** RECORDED INFORMATION follows **

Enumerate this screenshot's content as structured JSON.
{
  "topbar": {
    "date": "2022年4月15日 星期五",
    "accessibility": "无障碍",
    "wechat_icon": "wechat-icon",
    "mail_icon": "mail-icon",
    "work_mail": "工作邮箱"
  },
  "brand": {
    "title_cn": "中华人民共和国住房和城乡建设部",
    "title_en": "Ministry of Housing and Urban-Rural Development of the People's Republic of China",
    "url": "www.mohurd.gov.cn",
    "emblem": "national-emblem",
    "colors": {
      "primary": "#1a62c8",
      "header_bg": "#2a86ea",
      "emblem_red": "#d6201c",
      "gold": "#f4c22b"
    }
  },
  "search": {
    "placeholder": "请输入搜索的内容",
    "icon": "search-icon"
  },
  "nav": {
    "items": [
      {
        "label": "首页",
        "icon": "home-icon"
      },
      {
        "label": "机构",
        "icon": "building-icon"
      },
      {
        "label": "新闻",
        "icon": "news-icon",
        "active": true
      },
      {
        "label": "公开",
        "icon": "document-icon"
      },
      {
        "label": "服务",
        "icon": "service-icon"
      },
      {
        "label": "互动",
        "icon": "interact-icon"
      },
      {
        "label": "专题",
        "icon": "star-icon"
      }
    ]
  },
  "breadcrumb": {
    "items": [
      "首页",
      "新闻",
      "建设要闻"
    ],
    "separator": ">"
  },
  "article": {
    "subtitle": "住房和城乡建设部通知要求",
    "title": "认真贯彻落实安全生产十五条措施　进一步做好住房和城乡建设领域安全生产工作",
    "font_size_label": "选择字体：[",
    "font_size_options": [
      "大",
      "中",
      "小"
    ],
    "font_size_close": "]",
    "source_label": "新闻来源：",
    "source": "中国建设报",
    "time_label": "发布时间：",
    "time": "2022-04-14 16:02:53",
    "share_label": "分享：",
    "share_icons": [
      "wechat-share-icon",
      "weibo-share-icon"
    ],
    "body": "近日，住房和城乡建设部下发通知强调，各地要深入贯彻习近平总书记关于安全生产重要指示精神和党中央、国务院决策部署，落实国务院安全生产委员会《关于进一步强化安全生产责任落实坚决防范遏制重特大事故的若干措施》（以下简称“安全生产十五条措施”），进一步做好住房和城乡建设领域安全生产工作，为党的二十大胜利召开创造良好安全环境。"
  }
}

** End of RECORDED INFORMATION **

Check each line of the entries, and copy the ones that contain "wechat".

[SOLUTION FOR THIS PROBLEM]:
    "wechat_icon": "wechat-icon",
      "wechat-share-icon",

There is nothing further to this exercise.